When a bridge is built, it's designed to take a certain load. The plans may look technically excellent, the builder may follow them conscientiously, the finished structure may appear to be a work of architectural and aesthetic genius, but no-one actually knows for certain if a 10-ton bridge will take a 10-ton weight until a 10-ton truck gets driven across it.
You also can't drive a 10-ton truck over a 2-ton bridge, that would just be stupid – unless it’s an emergency and you have no other option to get across the river. After all, it might just hold!
I’m routinely asked to review and comment on company procedures, vision statements and risk assessments – all the stuff organisations generate, and brokers adapt, to convince insurers that they take health and safety seriously. The fundamental question I’m supposed to answer: is all this really worth the paper (or web page) it’s written on? Mostly all I can truthfully say is that it looks good, but I can’t tell you if it actually works. This looks like a 10-ton bridge, but I’ve no idea if it will really take a 10-ton weight.
Now we’re finding out the hard way. COVID-19 is the ultimate load test of an organisation’s health and safety culture and management. If you already had solid systems and a positive culture, COVID-19 will be testing them to the limit, but they should hold. If you only had the minimum, it will be creaking under the strain, probably on the edge of failure, and very scary for anyone trying to use it.
The biggest challenge of the crisis is bringing people along with you to help solve complex problems and keep your operations running whilst at the same time dealing with genuine concerns, fear, and misinformation. Strong employee engagement, meaningful consultation and effective communication are all essential to making that work.
Now, more than ever, risk assessment needs to be a meaningful exercise in reasoned decision making and proper integration of control measures into realistic operating procedures. Those procedures need to be developed with and by the people they affect, and who will have to carry them out, or they just won’t work.
If we had all these things already, they will be serving us well in the crisis. If we didn’t – well now’s our chance! COVID-19 is a common enemy that everyone can unite around. It brings into sharp focus the inescapable need for visible leadership, the value of competent advice, the benefits of organisational clarity and the utility of a Plan-Do-Check-Act approach. The extreme disruption we are facing is a rare opportunity to re-imagine and re-invent at a time when everyone already expects things to change.
COVID-19 will give me endless material for training courses in the years to come. I’ll have a great example of a zoonosis, and I’ll never have to explain what PPE stands for again. But most of all, it will help me explain why all these things that I’ve been talking about for years are so vital to success. Why it’s worth building, and testing, a 10-ton bridge.

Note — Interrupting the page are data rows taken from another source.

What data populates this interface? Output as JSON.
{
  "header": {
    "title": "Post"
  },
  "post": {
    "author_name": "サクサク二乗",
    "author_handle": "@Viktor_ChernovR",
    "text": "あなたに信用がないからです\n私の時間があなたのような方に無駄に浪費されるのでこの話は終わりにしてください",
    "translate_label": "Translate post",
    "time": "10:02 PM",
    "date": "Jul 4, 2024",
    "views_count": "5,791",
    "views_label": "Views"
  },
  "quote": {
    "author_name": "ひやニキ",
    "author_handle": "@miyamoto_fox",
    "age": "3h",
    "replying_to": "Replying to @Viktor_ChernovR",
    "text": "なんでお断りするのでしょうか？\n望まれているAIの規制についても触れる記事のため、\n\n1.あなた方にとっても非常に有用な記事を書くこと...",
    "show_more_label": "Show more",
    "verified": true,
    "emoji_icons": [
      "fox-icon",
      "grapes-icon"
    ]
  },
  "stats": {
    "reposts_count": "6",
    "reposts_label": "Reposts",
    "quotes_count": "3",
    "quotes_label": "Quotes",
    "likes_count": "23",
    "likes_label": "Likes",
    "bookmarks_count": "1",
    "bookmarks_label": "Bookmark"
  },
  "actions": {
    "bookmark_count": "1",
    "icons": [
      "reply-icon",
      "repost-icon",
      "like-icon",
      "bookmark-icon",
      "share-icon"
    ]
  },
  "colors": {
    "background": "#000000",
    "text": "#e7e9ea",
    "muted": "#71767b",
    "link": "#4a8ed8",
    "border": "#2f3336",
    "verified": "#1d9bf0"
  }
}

One day, you’re going to need it.
Robert Tailby, Principal Casualty Risk Engineer at Chubb Risk Engineering Services, has been with the insurer since 2004. His primary role is to provide expert advice and support to Chubb clients, brokers and underwriters on all aspects of employer's, and public liability risk management. He also leads on Chubb's delivery of IOSH approved health and safety training.